Marvin Neil Simon
was born in the Bronx on July 4, 1927, and grew up in Washington
Heights at the northern tip of Manhattan. He attended New York
University briefly (1944-45) and the University of Denver (1945-46)
before joining the United States Army where he began his writing
career working for the Army camp newspaper.
After being discharged from the army, Simon returned to New
York and took a job as a mailroom clerk for Warner Brother's
East Coast office. He and his brother Danny began writing comedy
revues and eventually found their way into radio, then television

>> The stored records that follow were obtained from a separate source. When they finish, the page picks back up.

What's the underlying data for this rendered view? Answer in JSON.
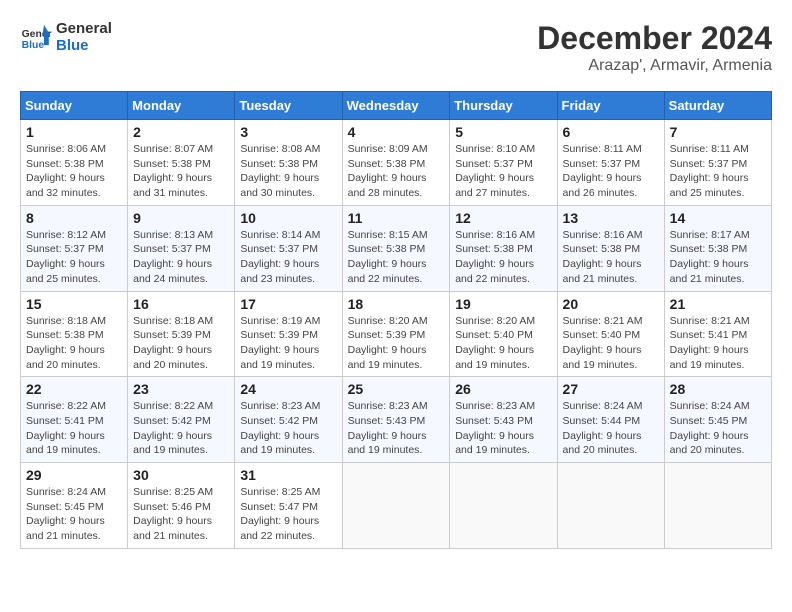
{
  "logo": {
    "line1": "General",
    "line2": "Blue"
  },
  "title": "December 2024",
  "subtitle": "Arazap', Armavir, Armenia",
  "weekdays": [
    "Sunday",
    "Monday",
    "Tuesday",
    "Wednesday",
    "Thursday",
    "Friday",
    "Saturday"
  ],
  "weeks": [
    [
      {
        "day": "1",
        "sunrise": "8:06 AM",
        "sunset": "5:38 PM",
        "daylight": "9 hours and 32 minutes."
      },
      {
        "day": "2",
        "sunrise": "8:07 AM",
        "sunset": "5:38 PM",
        "daylight": "9 hours and 31 minutes."
      },
      {
        "day": "3",
        "sunrise": "8:08 AM",
        "sunset": "5:38 PM",
        "daylight": "9 hours and 30 minutes."
      },
      {
        "day": "4",
        "sunrise": "8:09 AM",
        "sunset": "5:38 PM",
        "daylight": "9 hours and 28 minutes."
      },
      {
        "day": "5",
        "sunrise": "8:10 AM",
        "sunset": "5:37 PM",
        "daylight": "9 hours and 27 minutes."
      },
      {
        "day": "6",
        "sunrise": "8:11 AM",
        "sunset": "5:37 PM",
        "daylight": "9 hours and 26 minutes."
      },
      {
        "day": "7",
        "sunrise": "8:11 AM",
        "sunset": "5:37 PM",
        "daylight": "9 hours and 25 minutes."
      }
    ],
    [
      {
        "day": "8",
        "sunrise": "8:12 AM",
        "sunset": "5:37 PM",
        "daylight": "9 hours and 25 minutes."
      },
      {
        "day": "9",
        "sunrise": "8:13 AM",
        "sunset": "5:37 PM",
        "daylight": "9 hours and 24 minutes."
      },
      {
        "day": "10",
        "sunrise": "8:14 AM",
        "sunset": "5:37 PM",
        "daylight": "9 hours and 23 minutes."
      },
      {
        "day": "11",
        "sunrise": "8:15 AM",
        "sunset": "5:38 PM",
        "daylight": "9 hours and 22 minutes."
      },
      {
        "day": "12",
        "sunrise": "8:16 AM",
        "sunset": "5:38 PM",
        "daylight": "9 hours and 22 minutes."
      },
      {
        "day": "13",
        "sunrise": "8:16 AM",
        "sunset": "5:38 PM",
        "daylight": "9 hours and 21 minutes."
      },
      {
        "day": "14",
        "sunrise": "8:17 AM",
        "sunset": "5:38 PM",
        "daylight": "9 hours and 21 minutes."
      }
    ],
    [
      {
        "day": "15",
        "sunrise": "8:18 AM",
        "sunset": "5:38 PM",
        "daylight": "9 hours and 20 minutes."
      },
      {
        "day": "16",
        "sunrise": "8:18 AM",
        "sunset": "5:39 PM",
        "daylight": "9 hours and 20 minutes."
      },
      {
        "day": "17",
        "sunrise": "8:19 AM",
        "sunset": "5:39 PM",
        "daylight": "9 hours and 19 minutes."
      },
      {
        "day": "18",
        "sunrise": "8:20 AM",
        "sunset": "5:39 PM",
        "daylight": "9 hours and 19 minutes."
      },
      {
        "day": "19",
        "sunrise": "8:20 AM",
        "sunset": "5:40 PM",
        "daylight": "9 hours and 19 minutes."
      },
      {
        "day": "20",
        "sunrise": "8:21 AM",
        "sunset": "5:40 PM",
        "daylight": "9 hours and 19 minutes."
      },
      {
        "day": "21",
        "sunrise": "8:21 AM",
        "sunset": "5:41 PM",
        "daylight": "9 hours and 19 minutes."
      }
    ],
    [
      {
        "day": "22",
        "sunrise": "8:22 AM",
        "sunset": "5:41 PM",
        "daylight": "9 hours and 19 minutes."
      },
      {
        "day": "23",
        "sunrise": "8:22 AM",
        "sunset": "5:42 PM",
        "daylight": "9 hours and 19 minutes."
      },
      {
        "day": "24",
        "sunrise": "8:23 AM",
        "sunset": "5:42 PM",
        "daylight": "9 hours and 19 minutes."
      },
      {
        "day": "25",
        "sunrise": "8:23 AM",
        "sunset": "5:43 PM",
        "daylight": "9 hours and 19 minutes."
      },
      {
        "day": "26",
        "sunrise": "8:23 AM",
        "sunset": "5:43 PM",
        "daylight": "9 hours and 19 minutes."
      },
      {
        "day": "27",
        "sunrise": "8:24 AM",
        "sunset": "5:44 PM",
        "daylight": "9 hours and 20 minutes."
      },
      {
        "day": "28",
        "sunrise": "8:24 AM",
        "sunset": "5:45 PM",
        "daylight": "9 hours and 20 minutes."
      }
    ],
    [
      {
        "day": "29",
        "sunrise": "8:24 AM",
        "sunset": "5:45 PM",
        "daylight": "9 hours and 21 minutes."
      },
      {
        "day": "30",
        "sunrise": "8:25 AM",
        "sunset": "5:46 PM",
        "daylight": "9 hours and 21 minutes."
      },
      {
        "day": "31",
        "sunrise": "8:25 AM",
        "sunset": "5:47 PM",
        "daylight": "9 hours and 22 minutes."
      },
      null,
      null,
      null,
      null
    ]
  ]
}
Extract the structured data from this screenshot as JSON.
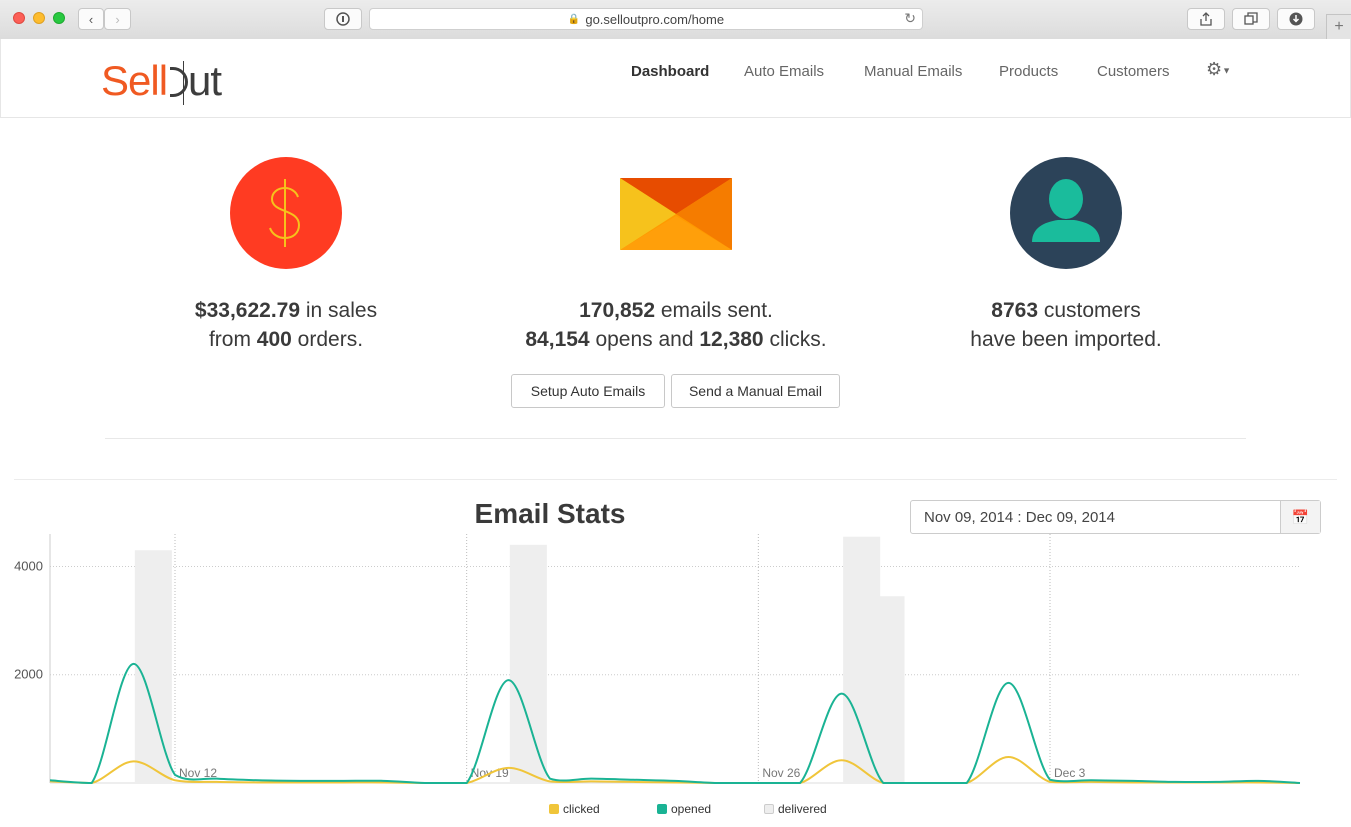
{
  "browser": {
    "url": "go.selloutpro.com/home"
  },
  "brand": {
    "part1": "Sell",
    "part2": "ut"
  },
  "nav": {
    "items": [
      "Dashboard",
      "Auto Emails",
      "Manual Emails",
      "Products",
      "Customers"
    ],
    "active": "Dashboard"
  },
  "sales": {
    "amount": "$33,622.79",
    "line1_suffix": " in sales",
    "line2_prefix": "from ",
    "orders": "400",
    "line2_suffix": " orders."
  },
  "emails": {
    "sent": "170,852",
    "sent_suffix": " emails sent.",
    "opens": "84,154",
    "mid": " opens and ",
    "clicks": "12,380",
    "clicks_suffix": " clicks."
  },
  "customers": {
    "count": "8763",
    "suffix": " customers",
    "line2": "have been imported."
  },
  "buttons": {
    "setup_auto": "Setup Auto Emails",
    "send_manual": "Send a Manual Email"
  },
  "email_stats": {
    "title": "Email Stats",
    "date_range": "Nov 09, 2014 : Dec 09, 2014"
  },
  "colors": {
    "clicked": "#f0c53a",
    "opened": "#1ab394",
    "delivered": "#eeeeee",
    "dollar": "#ff3b22",
    "user": "#2c4359"
  },
  "chart_data": {
    "type": "line",
    "x": [
      "Nov 9",
      "Nov 10",
      "Nov 11",
      "Nov 12",
      "Nov 13",
      "Nov 14",
      "Nov 15",
      "Nov 16",
      "Nov 17",
      "Nov 18",
      "Nov 19",
      "Nov 20",
      "Nov 21",
      "Nov 22",
      "Nov 23",
      "Nov 24",
      "Nov 25",
      "Nov 26",
      "Nov 27",
      "Nov 28",
      "Nov 29",
      "Nov 30",
      "Dec 1",
      "Dec 2",
      "Dec 3",
      "Dec 4",
      "Dec 5",
      "Dec 6",
      "Dec 7",
      "Dec 8",
      "Dec 9"
    ],
    "x_ticks": [
      "Nov 12",
      "Nov 19",
      "Nov 26",
      "Dec 3"
    ],
    "y_ticks": [
      2000,
      4000
    ],
    "ylim": [
      0,
      4600
    ],
    "series": [
      {
        "name": "delivered",
        "kind": "bar",
        "values": [
          0,
          0,
          4300,
          0,
          0,
          0,
          0,
          0,
          0,
          0,
          0,
          4400,
          0,
          0,
          0,
          0,
          0,
          0,
          0,
          4550,
          0,
          0,
          0,
          0,
          0,
          0,
          0,
          0,
          0,
          0,
          0
        ]
      },
      {
        "name": "delivered",
        "kind": "bar-extra",
        "values": []
      },
      {
        "name": "opened",
        "values": [
          50,
          0,
          2200,
          150,
          80,
          50,
          40,
          40,
          40,
          0,
          0,
          1900,
          80,
          80,
          60,
          40,
          0,
          0,
          0,
          1650,
          0,
          0,
          0,
          1850,
          60,
          50,
          40,
          20,
          20,
          40,
          0
        ]
      },
      {
        "name": "clicked",
        "values": [
          30,
          0,
          400,
          50,
          20,
          10,
          10,
          10,
          10,
          0,
          0,
          280,
          30,
          30,
          20,
          10,
          0,
          0,
          0,
          420,
          0,
          0,
          0,
          480,
          20,
          20,
          10,
          10,
          10,
          10,
          0
        ]
      }
    ],
    "extra_bar": {
      "x": "Nov 29",
      "value": 3450
    },
    "legend": [
      "clicked",
      "opened",
      "delivered"
    ],
    "grid": true
  }
}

where they toiled alongside the likes of Woody Allen, Mel Brooks
and Larry Gelbart writing for The Phil Silvers Show and
Sid Caesar's Your Show of Shows. Simon received several
Emmy Award nominations for his television writing, then moved
on to the stage where he quickly established himself as America's
most successful commercial playwright by creating an unparalleled
string of Broadway hits beginning with Come Blow Your Horn.
During the 1966-67 season, Barefoot in the Park, The Odd Couple,
Sweet Charity and The Star Spangled Girl were all
running simultaneously. During the 1970-71 season, Broadway theatregoers
had their choice of Plaza Suite, Last of the Red Hot Lovers,
and Promises, Promises. Still, critical acclaim came
slowly for Simon. In spite of the fact that he had had more smash
hits than any other American playwright, critics continued to
take pleasure in dismissing him as a mere "writer of gags."
In 1973, following the death of his wife, Simon reached a
low point in his career with two failures The Good Doctor
(1973) and God's Favorite (1976). A move to California,
however, reinvigorated him and he produced a much more successful
play later that year in California Suite. After marrying
actress Marsha Mason, Simon went on to write Chapter Two
(1977) which was considered by many critics to be his finest
play to that date. His fourth musical, They're Playing Our
Song, proved fairly successful in 1979, but his next three
plays (I Ought to Be in Pictures, Fools and a revised
version of Little Me) all proved unsuccessful at the box
Then, in 1983, Simon began to win over many of his critics
with the introduction of his autobiographical trilogy--Brighton
Beach Memoirs (1983), Biloxi Blues (1985) and Broadway
Bound (1986)--which chronicled his stormy childhood, his
brief Army time, and the beginning of his career in television.
Suddenly the critics began taking him seriously. He followed
up in 1991 with Lost in Yonkers for which he won the Pulitzer
Prize for Drama.
During the course of his career, Simon has won three Tony
Awards for Best Play (The Odd Couple, Biloxi Blues and
Lost in Yonkers.) He has had more plays adapted to film
than any other American playwright and, in addition, has written
nearly a dozen original screenplays himself. He received Academy
Award nominations for his screenplays The Odd Couple (1968),
The Sunshine Boys (1975) and California Suite (1978).
He has also been the recipient of the Antoinette Perry Award,
the Writers Guild Award, the Evening Standard Award, the New
York Drama Critics Circle Award, the Shubert Award, the Outer
Circle Award, and a 1978 Golden Globe Award for his screenplay,
The Goodbye Girl.
- Search eBay! for Neil Simon collectibles